**element**, is a type of atom that is defined by its atomic number; that is, by the number of protons in its nucleus. The term is also used to refer to a pure chemical substance composed of atoms with the same number of protons.

**.....**Click the link for more information.

**Ice melting**- a classic example of

*entropy increasing*

^{[1]}described in 1862 by Rudolf Clausius as an increase in the disgregation of the molecules of the body of ice.

**.....**Click the link for more information.

In thermodynamics and solid state physics, the

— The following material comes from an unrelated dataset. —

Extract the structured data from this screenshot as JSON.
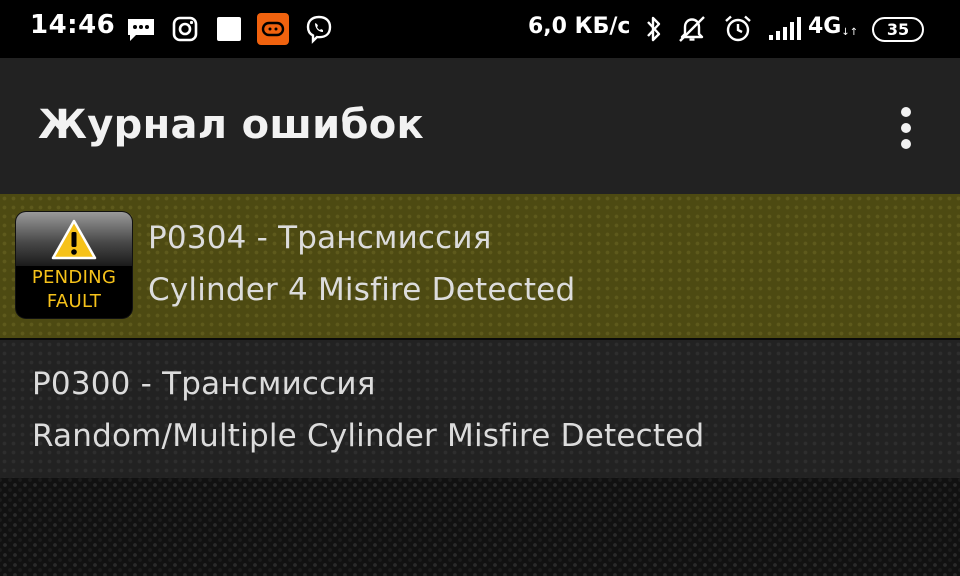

**Debye model**is a method developed by Peter Debye in 1912^{[1]}for estimating the phonon contribution to the specific heat (heat capacity) in a solid.**.....**Click the link for more information.This article is copied from an article on Wikipedia.org - the free encyclopedia created and edited by online user community. The text was not checked or edited by anyone on our staff. Although the vast majority of the wikipedia encyclopedia articles provide accurate and timely information please do not assume the accuracy of any particular article. This article is distributed under the terms of GNU Free Documentation License.